Hospitals do not typically come to mind when people think of industries that contribute to climate change. There are no smokestacks or tailpipes or obvious sources of waste or air emissions coming out of a hospital.
While some hospitals have been proactive with waste reduction programs and LEED certified facilities, as an industry, there is more that can be accomplished. With much of the industry reviewing its supply chain practices in wake of the chronic shortages caused by COVID-19, this is the right time for the industry to re-evaluate its role in Climate Change and take the opportunity to grapple with how best to build more sustainable supply chains.
Healthcare’s climate footprint is equivalent to 4.4 percent of global net emissions, or two gigatons of carbon dioxide, and the U.S. health sector is the world’s highest emitter in both absolute and per capita terms, according to a 2019 study by Health Care Without Harm.
Hospital emissions and waste are caused by several factors. Hospitals typically operate 24/7/365 and consume a lot of energy due to lighting, sophisticated heating, cooling and ventilation systems, and computing systems. In addition, the medical supplies and waste associated with those supplies are part of the healthcare supply chain and are a key contributor. The trend over the years towards single-use instruments that come with excessive plastic packaging adds up – and presents opportunities for waste reduction.
Purchasing departments must strike a balance between priorities that often seem at odds with each other – the need to manage a budget and keep purchasing costs down compared with what often is assumed to be the higher cost of environmentally friendly materials and sanitizing items for re-use. Sustainability is now one more factor that must be considered into vendor and product evaluations.
The healthcare industry, which exists to improve the health of its communities, is correctly taking a leadership position that considers all factors in the total cost of ownership equation. Leaders must think in terms of supporting both short and longer-term priorities to reduce the overall carbon footprint of their supply chain.
With the healthcare supply chain still reeling from the impact of COVID-19, some might argue that this is not the time to be concerned with sustainability issues.

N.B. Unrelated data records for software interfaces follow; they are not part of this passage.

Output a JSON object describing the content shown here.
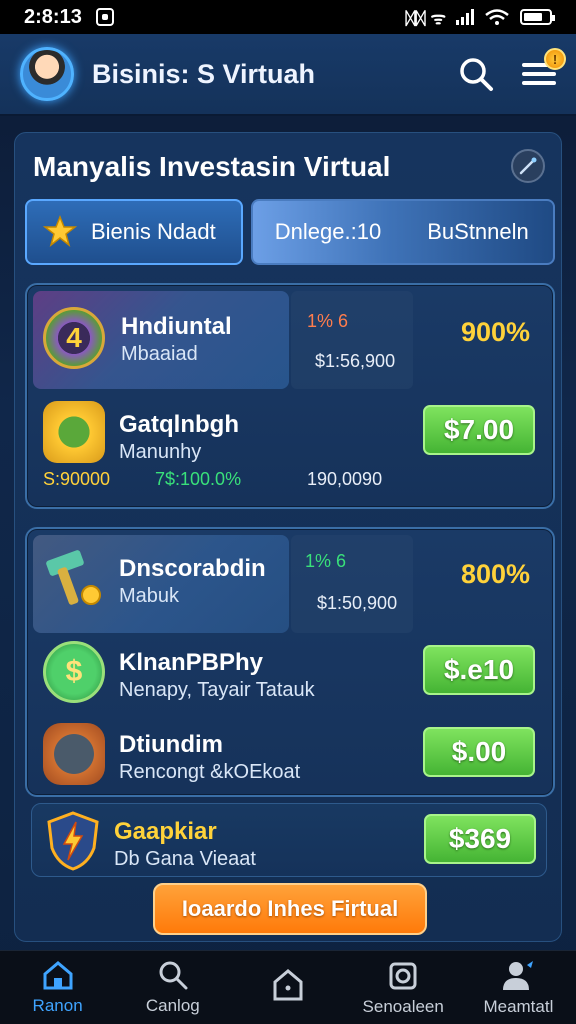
{
  "status": {
    "time": "2:8:13",
    "network": "ᛞᛞ ᯤ"
  },
  "header": {
    "title": "Bisinis: S Virtuah",
    "badge": "!"
  },
  "panel": {
    "title": "Manyalis Investasin Virtual",
    "tabs": {
      "left_label": "Bienis Ndadt",
      "right_label_1": "Dnlege.:10",
      "right_label_2": "BuStnneln"
    }
  },
  "card1": {
    "top": {
      "name": "Hndiuntal",
      "sub": "Mbaaiad",
      "tag": "1% 6",
      "price": "$1:56,900",
      "percent": "900%",
      "badge": "4"
    },
    "row": {
      "name": "Gatqlnbgh",
      "sub": "Manunhy",
      "button": "$7.00"
    },
    "stats": {
      "left": "S:90000",
      "mid": "7$:100.0%",
      "right": "190,0090"
    }
  },
  "card2": {
    "top": {
      "name": "Dnscorabdin",
      "sub": "Mabuk",
      "tag": "1% 6",
      "price": "$1:50,900",
      "percent": "800%"
    },
    "row1": {
      "name": "KlnanPBPhy",
      "sub": "Nenapy, Tayair Tatauk",
      "button": "$.e10"
    },
    "row2": {
      "name": "Dtiundim",
      "sub": "Rencongt &kOEkoat",
      "button": "$.00"
    }
  },
  "subcard": {
    "name": "Gaapkiar",
    "sub": "Db Gana Vieaat",
    "button": "$369"
  },
  "cta": {
    "label": "Ioaardo Inhes Firtual"
  },
  "nav": [
    {
      "label": "Ranon",
      "icon": "home-icon",
      "active": true
    },
    {
      "label": "Canlog",
      "icon": "search-icon",
      "active": false
    },
    {
      "label": "",
      "icon": "house-icon",
      "active": false
    },
    {
      "label": "Senoaleen",
      "icon": "camera-icon",
      "active": false
    },
    {
      "label": "Meamtatl",
      "icon": "user-icon",
      "active": false
    }
  ],
  "colors": {
    "accent": "#3fa4ff",
    "gold": "#ffd23a",
    "green": "#45b434",
    "orange": "#ff7a0a"
  }
}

Many hospitals are still in the early stages of re-evaluating preferred vendors and medical supplies, making now the ideal time to prioritize sustainable purchasing to identify sustainable partnerships which prioritize products and product categories that reduce the overall footprint. Each health system must determine their core purchasing requirements, considered but not limited to shipping, item composition, and eco-certification. For more information click here.
Here are some tips hospitals can follow to build sustainable purchasing practices:
- Engage hospital leadership to endorse supply chain sustainability as a core purchasing value
- Set realistic goals that reinforce this value with purchasing staff and all requestors
- Establish clear criteria for identifying, evaluating and scoring suppliers for sustainability
- Identify product categories where you think you can make a difference
- Create a data-driven system to identify eco-friendly products, inform users and measure the impact
- Communicate with your suppliers, explain your priorities, share your criteria and ask for feedback
- Develop an ordering system that visually identifies, prioritizes and promotes sustainable products to drive volume to sustainable preferred options